Select the lines of the records containing the word "icon" and list them.

◆ Items from an interface collection:
........
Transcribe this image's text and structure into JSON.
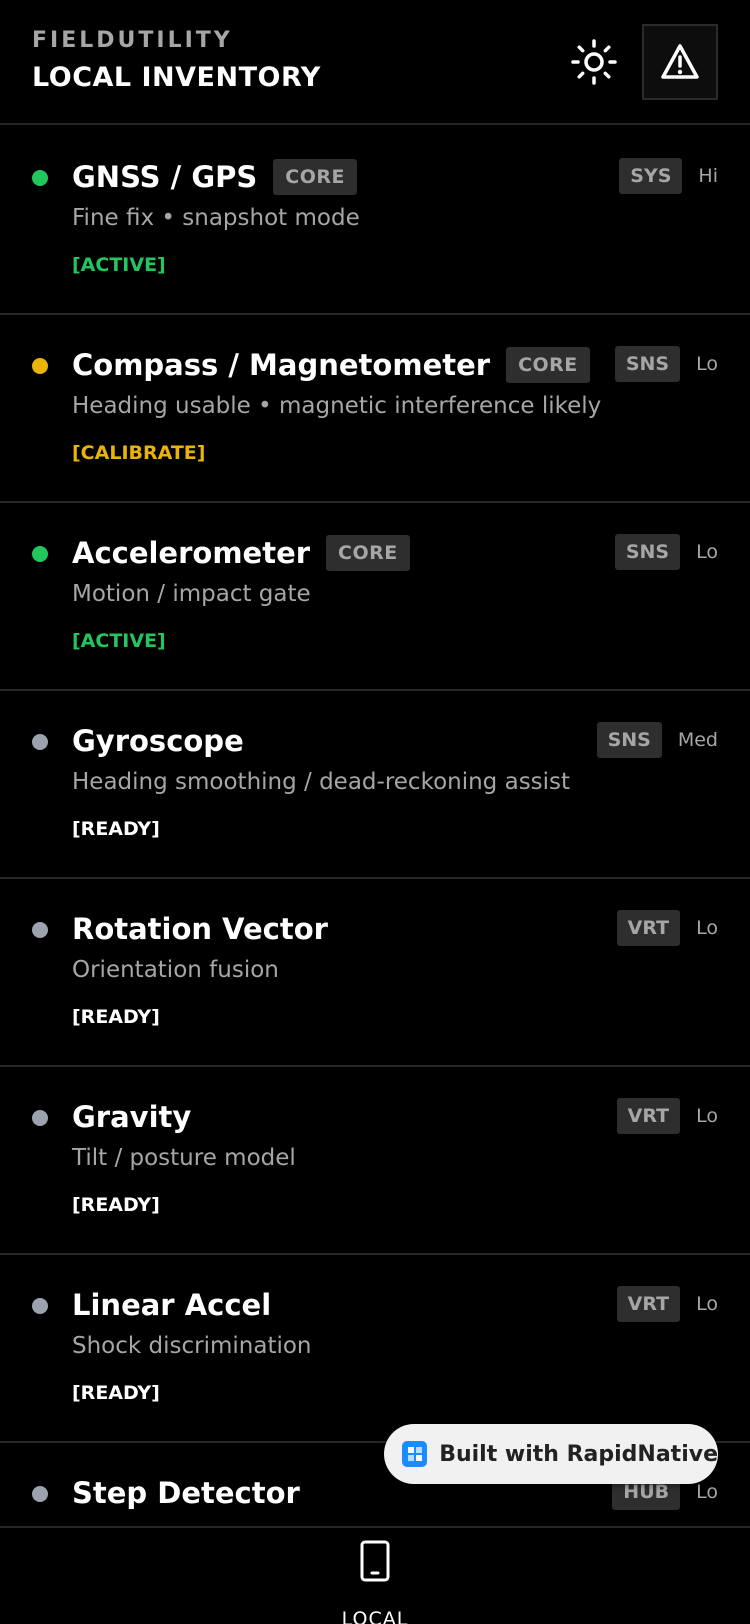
{
  "header": {
    "app_name": "FIELDUTILITY",
    "title": "LOCAL INVENTORY",
    "theme_icon": "sun-icon",
    "alert_icon": "warning-triangle-icon"
  },
  "colors": {
    "active": "#22c55e",
    "calibrate": "#eab308",
    "ready": "#9ca3af"
  },
  "sensors": [
    {
      "name": "GNSS / GPS",
      "core": "CORE",
      "type": "SYS",
      "power": "Hi",
      "desc": "Fine fix • snapshot mode",
      "status": "[ACTIVE]",
      "state": "active"
    },
    {
      "name": "Compass / Magnetometer",
      "core": "CORE",
      "type": "SNS",
      "power": "Lo",
      "desc": "Heading usable • magnetic interference likely",
      "status": "[CALIBRATE]",
      "state": "calibrate"
    },
    {
      "name": "Accelerometer",
      "core": "CORE",
      "type": "SNS",
      "power": "Lo",
      "desc": "Motion / impact gate",
      "status": "[ACTIVE]",
      "state": "active"
    },
    {
      "name": "Gyroscope",
      "type": "SNS",
      "power": "Med",
      "desc": "Heading smoothing / dead-reckoning assist",
      "status": "[READY]",
      "state": "ready"
    },
    {
      "name": "Rotation Vector",
      "type": "VRT",
      "power": "Lo",
      "desc": "Orientation fusion",
      "status": "[READY]",
      "state": "ready"
    },
    {
      "name": "Gravity",
      "type": "VRT",
      "power": "Lo",
      "desc": "Tilt / posture model",
      "status": "[READY]",
      "state": "ready"
    },
    {
      "name": "Linear Accel",
      "type": "VRT",
      "power": "Lo",
      "desc": "Shock discrimination",
      "status": "[READY]",
      "state": "ready"
    },
    {
      "name": "Step Detector",
      "type": "HUB",
      "power": "Lo",
      "state": "ready"
    }
  ],
  "badge": {
    "text": "Built with RapidNative",
    "icon": "rapidnative-logo-icon"
  },
  "bottom_nav": {
    "tab_local_label": "LOCAL",
    "tab_local_icon": "phone-icon"
  }
}
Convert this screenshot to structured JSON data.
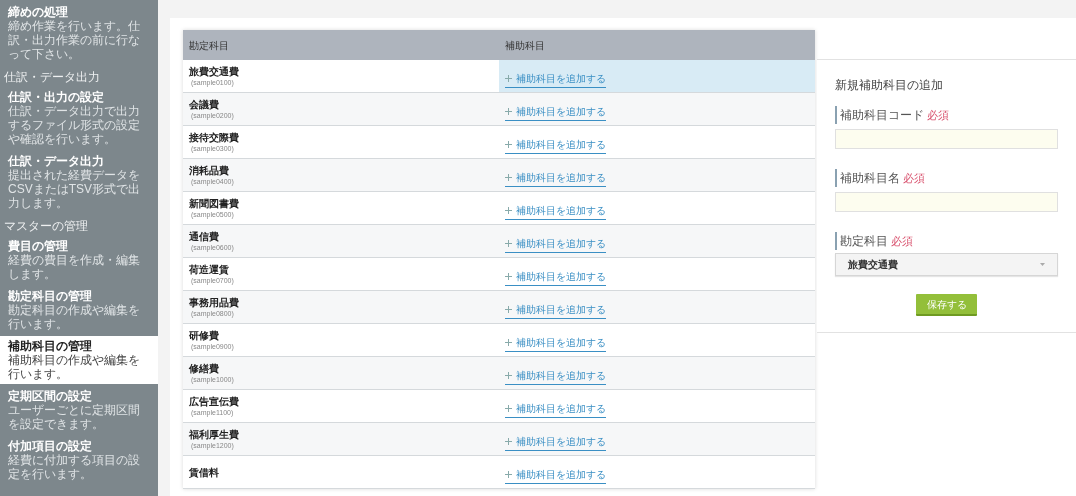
{
  "sidebar": {
    "groups": [
      {
        "items": [
          {
            "title": "締めの処理",
            "description": "締め作業を行います。仕訳・出力作業の前に行なって下さい。",
            "selected": false
          }
        ]
      },
      {
        "heading": "仕訳・データ出力",
        "items": [
          {
            "title": "仕訳・出力の設定",
            "description": "仕訳・データ出力で出力するファイル形式の設定や確認を行います。",
            "selected": false
          },
          {
            "title": "仕訳・データ出力",
            "description": "提出された経費データをCSVまたはTSV形式で出力します。",
            "selected": false
          }
        ]
      },
      {
        "heading": "マスターの管理",
        "items": [
          {
            "title": "費目の管理",
            "description": "経費の費目を作成・編集します。",
            "selected": false
          },
          {
            "title": "勘定科目の管理",
            "description": "勘定科目の作成や編集を行います。",
            "selected": false
          },
          {
            "title": "補助科目の管理",
            "description": "補助科目の作成や編集を行います。",
            "selected": true
          },
          {
            "title": "定期区間の設定",
            "description": "ユーザーごとに定期区間を設定できます。",
            "selected": false
          },
          {
            "title": "付加項目の設定",
            "description": "経費に付加する項目の設定を行います。",
            "selected": false
          }
        ]
      }
    ]
  },
  "table": {
    "columns": [
      "勘定科目",
      "補助科目"
    ],
    "rows": [
      {
        "name": "旅費交通費",
        "code": "(sample0100)",
        "add_link": "補助科目を追加する",
        "selected": true
      },
      {
        "name": "会議費",
        "code": "(sample0200)",
        "add_link": "補助科目を追加する",
        "selected": false
      },
      {
        "name": "接待交際費",
        "code": "(sample0300)",
        "add_link": "補助科目を追加する",
        "selected": false
      },
      {
        "name": "消耗品費",
        "code": "(sample0400)",
        "add_link": "補助科目を追加する",
        "selected": false
      },
      {
        "name": "新聞図書費",
        "code": "(sample0500)",
        "add_link": "補助科目を追加する",
        "selected": false
      },
      {
        "name": "通信費",
        "code": "(sample0600)",
        "add_link": "補助科目を追加する",
        "selected": false
      },
      {
        "name": "荷造運賃",
        "code": "(sample0700)",
        "add_link": "補助科目を追加する",
        "selected": false
      },
      {
        "name": "事務用品費",
        "code": "(sample0800)",
        "add_link": "補助科目を追加する",
        "selected": false
      },
      {
        "name": "研修費",
        "code": "(sample0900)",
        "add_link": "補助科目を追加する",
        "selected": false
      },
      {
        "name": "修繕費",
        "code": "(sample1000)",
        "add_link": "補助科目を追加する",
        "selected": false
      },
      {
        "name": "広告宣伝費",
        "code": "(sample1100)",
        "add_link": "補助科目を追加する",
        "selected": false
      },
      {
        "name": "福利厚生費",
        "code": "(sample1200)",
        "add_link": "補助科目を追加する",
        "selected": false
      },
      {
        "name": "賃借料",
        "add_link": "補助科目を追加する",
        "selected": false
      }
    ]
  },
  "form": {
    "title": "新規補助科目の追加",
    "fields": [
      {
        "kind": "text",
        "label": "補助科目コード",
        "required_mark": "必須"
      },
      {
        "kind": "text",
        "label": "補助科目名",
        "required_mark": "必須"
      },
      {
        "kind": "select",
        "label": "勘定科目",
        "required_mark": "必須",
        "value": "旅費交通費"
      }
    ],
    "submit": "保存する"
  }
}
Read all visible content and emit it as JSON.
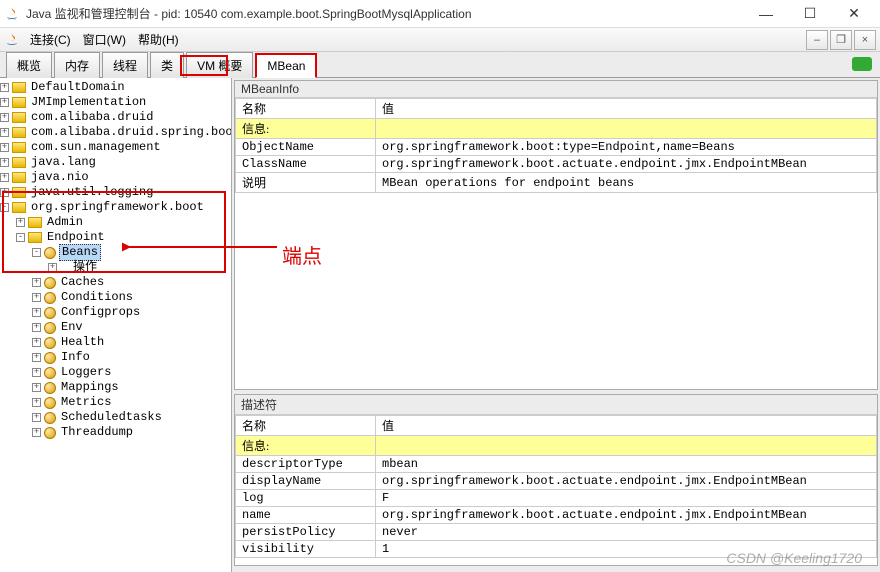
{
  "window": {
    "title": "Java 监视和管理控制台 - pid: 10540 com.example.boot.SpringBootMysqlApplication"
  },
  "menu": {
    "connect": "连接(C)",
    "window": "窗口(W)",
    "help": "帮助(H)"
  },
  "tabs": [
    "概览",
    "内存",
    "线程",
    "类",
    "VM 概要",
    "MBean"
  ],
  "tree": {
    "roots": [
      "DefaultDomain",
      "JMImplementation",
      "com.alibaba.druid",
      "com.alibaba.druid.spring.boot.a",
      "com.sun.management",
      "java.lang",
      "java.nio",
      "java.util.logging"
    ],
    "spring": "org.springframework.boot",
    "admin": "Admin",
    "endpoint": "Endpoint",
    "beans": "Beans",
    "ops": "操作",
    "children": [
      "Caches",
      "Conditions",
      "Configprops",
      "Env",
      "Health",
      "Info",
      "Loggers",
      "Mappings",
      "Metrics",
      "Scheduledtasks",
      "Threaddump"
    ]
  },
  "annotation": "端点",
  "mbeaninfo": {
    "title": "MBeanInfo",
    "header_name": "名称",
    "header_value": "值",
    "section": "信息:",
    "rows": [
      [
        "ObjectName",
        "org.springframework.boot:type=Endpoint,name=Beans"
      ],
      [
        "ClassName",
        "org.springframework.boot.actuate.endpoint.jmx.EndpointMBean"
      ],
      [
        "说明",
        "MBean operations for endpoint beans"
      ]
    ]
  },
  "descriptor": {
    "title": "描述符",
    "header_name": "名称",
    "header_value": "值",
    "section": "信息:",
    "rows": [
      [
        "descriptorType",
        "mbean"
      ],
      [
        "displayName",
        "org.springframework.boot.actuate.endpoint.jmx.EndpointMBean"
      ],
      [
        "log",
        "F"
      ],
      [
        "name",
        "org.springframework.boot.actuate.endpoint.jmx.EndpointMBean"
      ],
      [
        "persistPolicy",
        "never"
      ],
      [
        "visibility",
        "1"
      ]
    ]
  },
  "watermark": "CSDN @Keeling1720"
}
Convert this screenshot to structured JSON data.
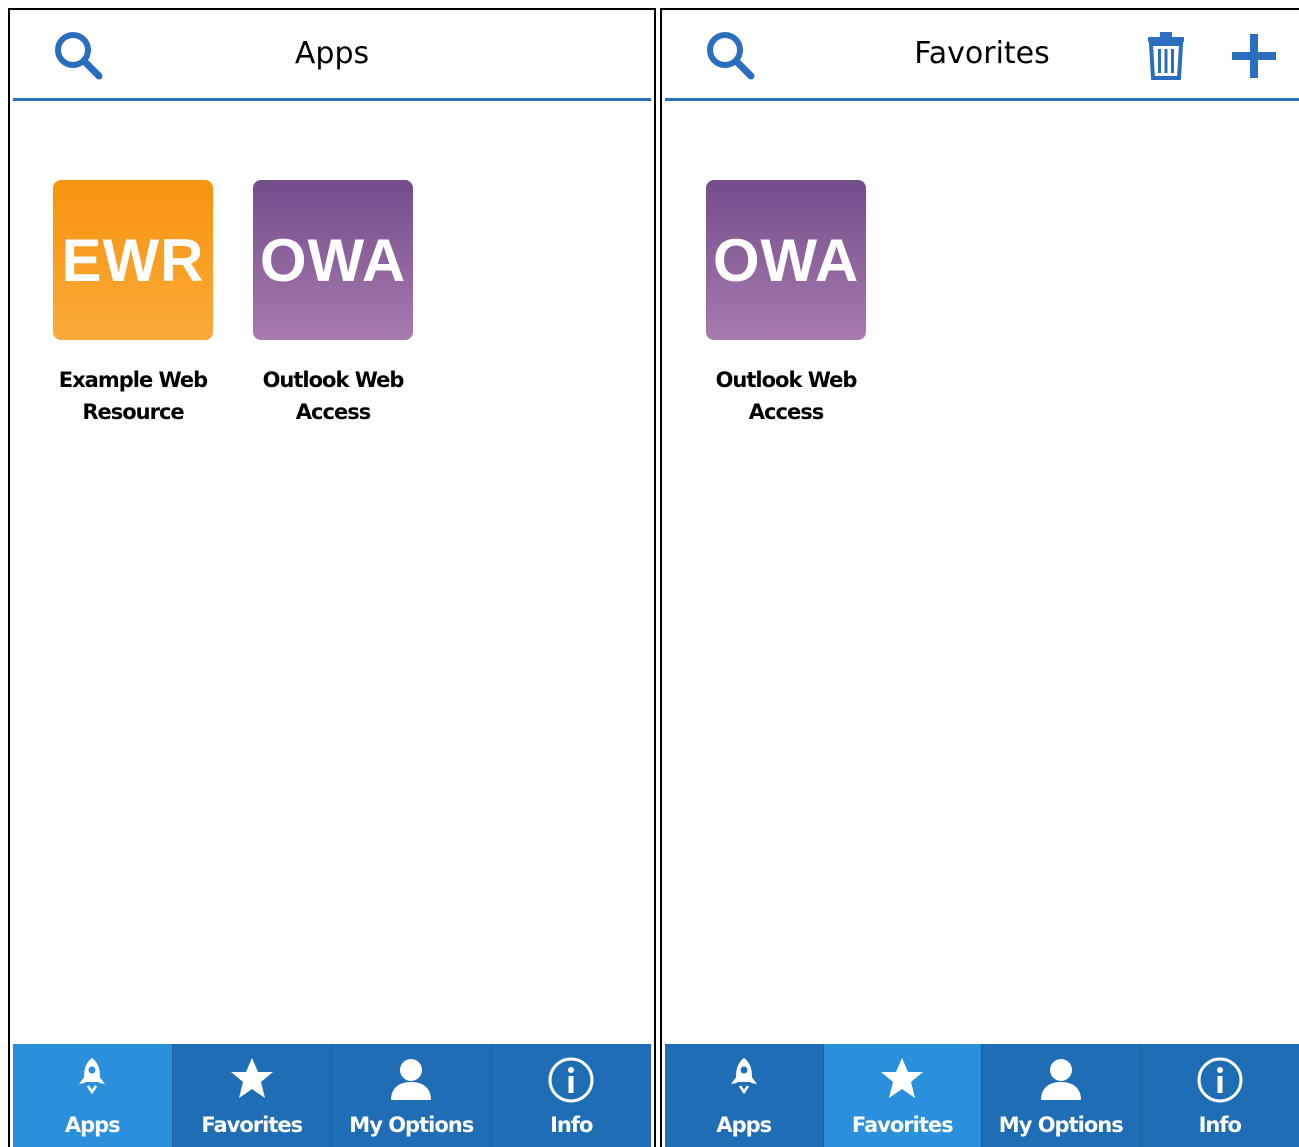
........
◆ Your solution:
    "theme_icon": "sun-icon",
    "alert_icon": "warning-triangle-icon"
    "icon": "rapidnative-logo-icon"
    "tab_local_icon": "phone-icon"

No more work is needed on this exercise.